At the INHP vaccination center in Yopougon, Estelle Yapi cuts a lonely figure. The 47-year-old social worker, retrained as a nurse to help deliver jabs during this crisis, sits under a white tarpaulin as the afternoon sun beats down. Rows of chairs, set up for those waiting to receive inoculation, sit empty.
“It is normally busier in the morning,” she concedes.
Yapi estimates that at full capacity, this centre could deliver 200-300 doses a day. While demand has been picking up, on one day in March, soon after the vaccination programme had begun, just 14 shots were delivered.
The centre’s logistic director offered a direct explanation. “People inform themselves online. There is so much fake news,” said Jean-Baptists Yaté Elélé.

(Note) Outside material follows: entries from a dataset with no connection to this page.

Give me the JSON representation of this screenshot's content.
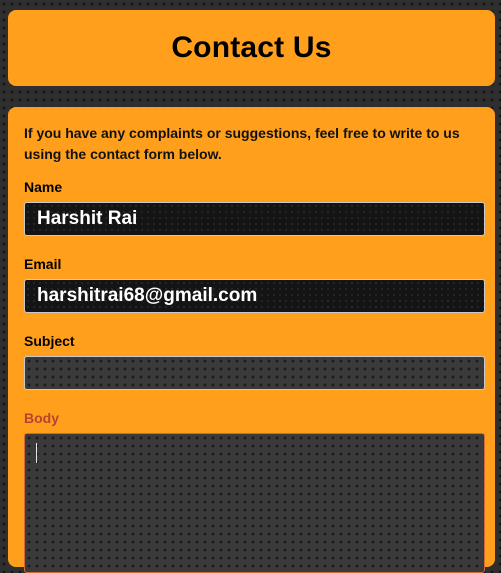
{
  "header": {
    "title": "Contact Us"
  },
  "form": {
    "intro": "If you have any complaints or suggestions, feel free to write to us using the contact form below.",
    "name": {
      "label": "Name",
      "value": "Harshit Rai"
    },
    "email": {
      "label": "Email",
      "value": "harshitrai68@gmail.com"
    },
    "subject": {
      "label": "Subject",
      "value": ""
    },
    "body": {
      "label": "Body",
      "value": ""
    }
  },
  "colors": {
    "accent": "#ff9f1c",
    "focused_label": "#b5462e",
    "background": "#2f2f2f"
  }
}
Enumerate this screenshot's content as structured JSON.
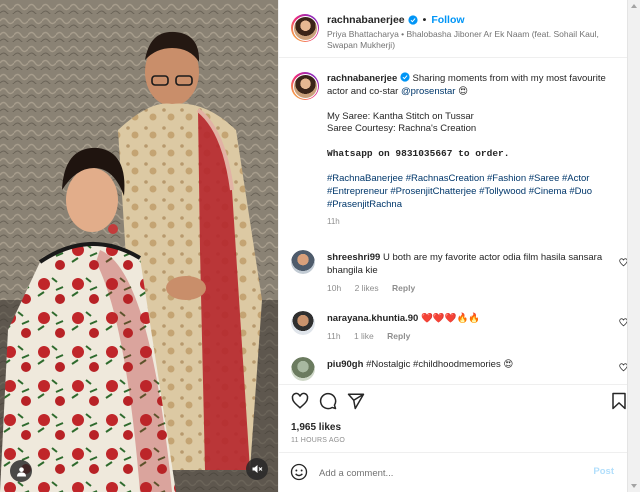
{
  "post": {
    "username": "rachnabanerjee",
    "follow_label": "Follow",
    "separator": "•",
    "audio": "Priya Bhattacharya • Bhalobasha Jiboner Ar Ek Naam (feat. Sohail Kaul, Swapan Mukherji)"
  },
  "caption": {
    "username": "rachnabanerjee",
    "text": "Sharing moments from with my most favourite actor and co-star",
    "mention": "@prosenstar",
    "emoji": "😍",
    "line1": "My Saree: Kantha Stitch on Tussar",
    "line2": "Saree Courtesy: Rachna's Creation",
    "whatsapp": "Whatsapp on 9831035667 to order.",
    "hashtags": "#RachnaBanerjee #RachnasCreation #Fashion #Saree #Actor #Entrepreneur #ProsenjitChatterjee #Tollywood #Cinema #Duo #PrasenjitRachna",
    "time": "11h"
  },
  "comments": [
    {
      "username": "shreeshri99",
      "text": "U both are my favorite actor odia film hasila sansara bhangila kie",
      "time": "10h",
      "likes": "2 likes",
      "reply": "Reply"
    },
    {
      "username": "narayana.khuntia.90",
      "text": "❤️❤️❤️🔥🔥",
      "time": "11h",
      "likes": "1 like",
      "reply": "Reply"
    },
    {
      "username": "piu90gh",
      "text": "#Nostalgic #childhoodmemories 😍",
      "time": "",
      "likes": "",
      "reply": ""
    }
  ],
  "stats": {
    "likes": "1,965 likes",
    "time": "11 HOURS AGO"
  },
  "composer": {
    "placeholder": "Add a comment...",
    "post_label": "Post"
  },
  "colors": {
    "accent": "#0095f6",
    "link": "#00376b",
    "muted": "#8e8e8e",
    "heart": "#ed4956"
  },
  "icons": [
    "user-icon",
    "mute-icon",
    "verified-icon",
    "heart-icon",
    "comment-icon",
    "share-icon",
    "bookmark-icon",
    "emoji-icon"
  ]
}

In April 2020, residents of the area destroyed a Covid-19 testing centre that was being built close by. The protesters were at least in part triggered by a Facebook post from a pro-opposition cyberactivist, known online as Serge Koffi Le Drône, who suggested that the site would be used to house sick Covid-19 patients and was a government conspiracy to kill people in the area.
Yaté said the link is clear. “There was a communications problem. There was disinformation that made people revolt,” he said.
A wave of scepticism
A study released by the Africa Centres for Disease Control and Prevention in March surveyed 15 African countries, including Ivory Coast, interviewing close to 16,000 people. It noted that online channels, particularly on social media, tend to be the most trusted source of information among vaccine-sceptic groups.
In fact, 54 per cent of Ivorians surveyed said they had seen disinformation online – more than the 41 percent average across the 15 countries. Two-in-three Ivorians believe that the threat of coronavirus is exaggerated; two-in-five believe that Covid-19 is a planned event by foreign actors; and 38 percent believe that Africans are being used as guinea pigs in vaccine trials, according to the study.
Dr Richard Mihigo, coordinator of immunisation and vaccine development for the WHO’s Africa arm said that disinformation was higher in countries where there is higher penetration of internet usage.
“This is not a phenomenon that is only a problem for Africa. Unfortunately, with Covid-19, we’ve seen a global scepticism around vaccination for Covid-19 in general,” he said.
“When you put that in our contexts when we didn’t go through the first waves in a severe situation like was witnessed in the West, people started to think about why they [governments and international health authorities] are insisting so much on something which is not really a problem for us.”
‘We don’t give a damn about Corona!’
In 2020, a number of high-profile incidents saw the Ivorian authorities receive backlash online for alleged hypocrisy over Covid-19 policy.
In March that year a number of public figures close to the government were exempted from a stay in a quarantine centre after a personal intervention from the Prime Minister. The banning of public protests in the run up to the presidential election, under the Covid-19-induced state of emergency, was seen as political manipulation of the crisis. This sentiment deepened in August when a clip of President Alassane Ouattara went viral where he was seen saying “We don’t give a damn about Corona!” during his swearing-in as the candidate for the ruling RHDP party.
The influence of French media should also not be understated according to Professor Daniel Ekra, head of the country’s vaccination programme.
“This vaccination campaign was preceded by lots of rumours and disinformation. In Africa and especially in Ivory Coast, this was triggered in April or May  by someone during a TV debate in France saying that we should test the vaccine in Africa,” he said, referring to this incident.
In Ivory Coast, the government is scrambling to boost interest in vaccination with social media campaigns and Facebook Live events. Patrick Achi, the current PM, was the first person to get vaccinated in the country in an event covered by the media. But it may be some time before the tide of fake news can be turned.
“People make up their own minds. It is a question of communication,” said Ekra.